In addition to setting up tests of NPY-blocking drugs, he and his team hope to replicate their mouse-model findings in a larger animal model of asthma, which better simulates the human disease.

New Technology Aims to turn Complicated Lab Tests into Point-of-Care Tests for First Responders

Carbon monoxide (CO) poisoning can have tragic consequences if victims are not rescued or treated. First responders at the scene may not know immediately if a conscious patient is a victim of CO poisoning.

Normally, these type of tests are taken with an arterial blood sample (typically an artery in the arm), and are then sent off to a central lab, where a bench top unit uses spectroscopy and electrochemical sensor measurements to provide results.  It can take hours to get the results.

But what if a lab in a hospital is not an option and time may be ticking for first responders at a scene of a possible CO poisoning?

Rapid Response

Toronto-based ChroMedx, a medical technology company focused on the development of novel medical devices for in vitro diagnostics and point-of-care testing is working to address this. Their flagship device, the HemoPalm utilizes a small sample of blood via the finger, providing a result on the spot, with no specialist required. Central to the HemoPalm, is its ability to fully integrate CO-oximetry, measured through spectroscopy (the only method for CO-oximetry) which allows the user to measure total hemoglobin (Hb), Oxy-Hb, Deoxy-Hb, Met-Hb and carboxy-Hb, simultaneously with blood gases and electrolytes measured with electrochemical sensors.

The technology is especially beneficial to first responders, who can take the blood sample right at the scene and have the data available upon arrival to the hospital before the patient even arrives into the ER. The information can also be transmitted back to the hospital before the patient is wheeled into the ER triage.

Hospital Setting

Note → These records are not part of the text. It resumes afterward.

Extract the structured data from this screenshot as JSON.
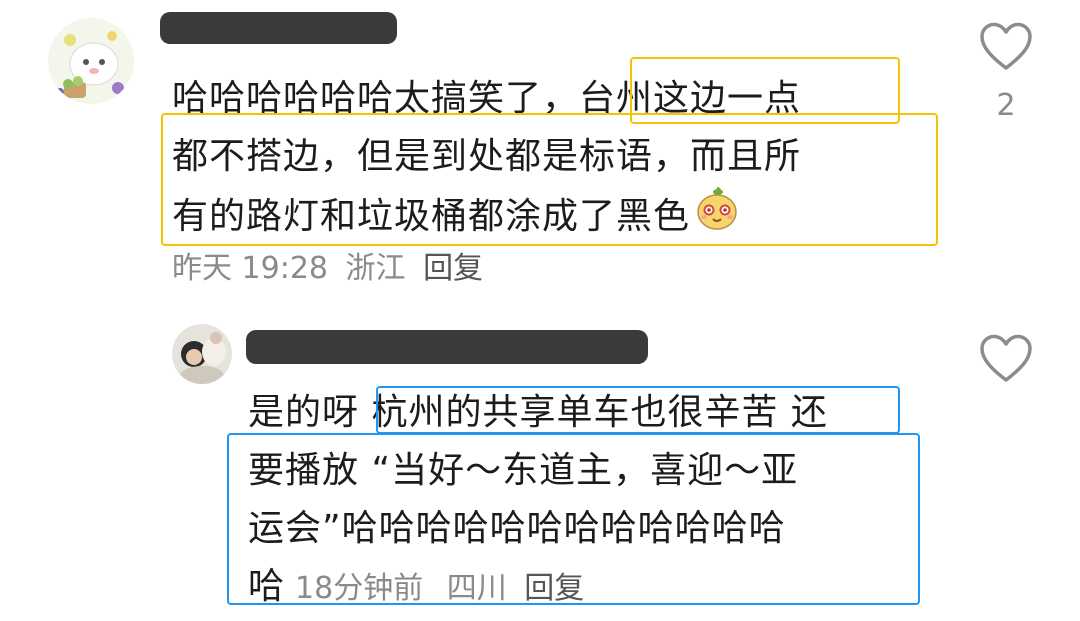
{
  "colors": {
    "highlight_top": "#f5c400",
    "highlight_bottom": "#2196f3",
    "meta_text": "#8a8a8a",
    "reply_text": "#555555"
  },
  "comments": [
    {
      "avatar_icon": "avatar-sheep-icon",
      "username_redacted": true,
      "text_lines": [
        "哈哈哈哈哈哈太搞笑了，台州这边一点",
        "都不搭边，但是到处都是标语，而且所",
        "有的路灯和垃圾桶都涂成了黑色"
      ],
      "emoji_icon": "mango-face-emoji-icon",
      "time": "昨天 19:28",
      "location": "浙江",
      "reply_label": "回复",
      "like_icon": "heart-outline-icon",
      "like_count": "2"
    },
    {
      "avatar_icon": "avatar-photo-icon",
      "username_redacted": true,
      "text_lines": [
        "是的呀 杭州的共享单车也很辛苦 还",
        "要播放 “当好～东道主，喜迎～亚",
        "运会”哈哈哈哈哈哈哈哈哈哈哈哈",
        "哈"
      ],
      "time": "18分钟前",
      "location": "四川",
      "reply_label": "回复",
      "like_icon": "heart-outline-icon",
      "like_count": ""
    }
  ]
}
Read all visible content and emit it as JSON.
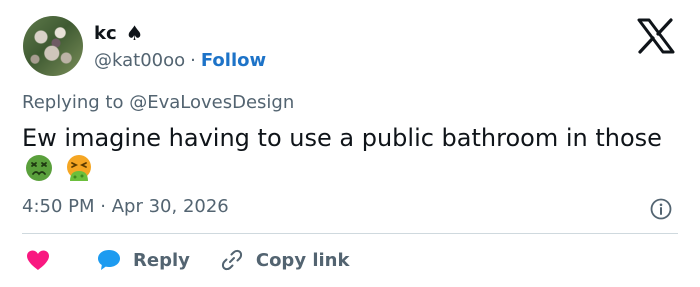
{
  "user": {
    "display_name": "kc",
    "badge_icon": "spade-icon",
    "handle": "@kat00oo",
    "separator": "·",
    "follow_label": "Follow"
  },
  "tweet": {
    "reply_prefix": "Replying to",
    "reply_mention": "@EvaLovesDesign",
    "text": "Ew imagine having to use a public bathroom in those",
    "emojis": [
      "nauseated-face-icon",
      "vomiting-face-icon"
    ],
    "time": "4:50 PM",
    "date_separator": "·",
    "date": "Apr 30, 2026"
  },
  "actions": {
    "like_icon": "heart-icon",
    "reply_label": "Reply",
    "copy_label": "Copy link"
  },
  "colors": {
    "link_blue": "#1d73c8",
    "heart_pink": "#f91880",
    "bubble_blue": "#1d9bf0",
    "secondary_text": "#536471",
    "emoji_green": "#5aa03c",
    "emoji_orange": "#f5a623"
  }
}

In a hospital setting, the HemoPalm could simplifying sample collection and expediting patient results, both in the emergency department and the operating room, where the device could replace multiple machines currently in use. Another use would be for respiratory care, allowing respiratory therapists and visiting nurses to optimize treatment in the hospital and at home with comprehensive results of oxygen in the blood.

A second cartridge, the HemoPalm B, is being developed to measure bilirubin (which may be used to monitor liver function).  Bilirubin in high levels is an indication of jaundice, a potentially dangerous condition for newborns of which approximately 15% will develop this condition.  The heel-prick method of sampling, as provided by the HemoPalm system, makes sample collection easy with minimal trauma to the baby and minimal blood loss.   Once diagnosed, treatment is relatively straightforward, and pre-discharge testing could predict virtually all cases of jaundice and ensure proper parental response and care.

Future Tests

Other cartridges planned for development include testing for lactate, which is an indication of sepsis (blood poisoning), a common and deadly condition in the Emergency Department; creatinine, a measure of kidney function; and beta-hydroxybutyrate, elevated in diabetic emergencies.

Wayne Maddever, ChroMedx’s CEO said he expects to see HemoPalm in studies for FDA approvals within a year.  For more information, log on to http://www.chromedx.com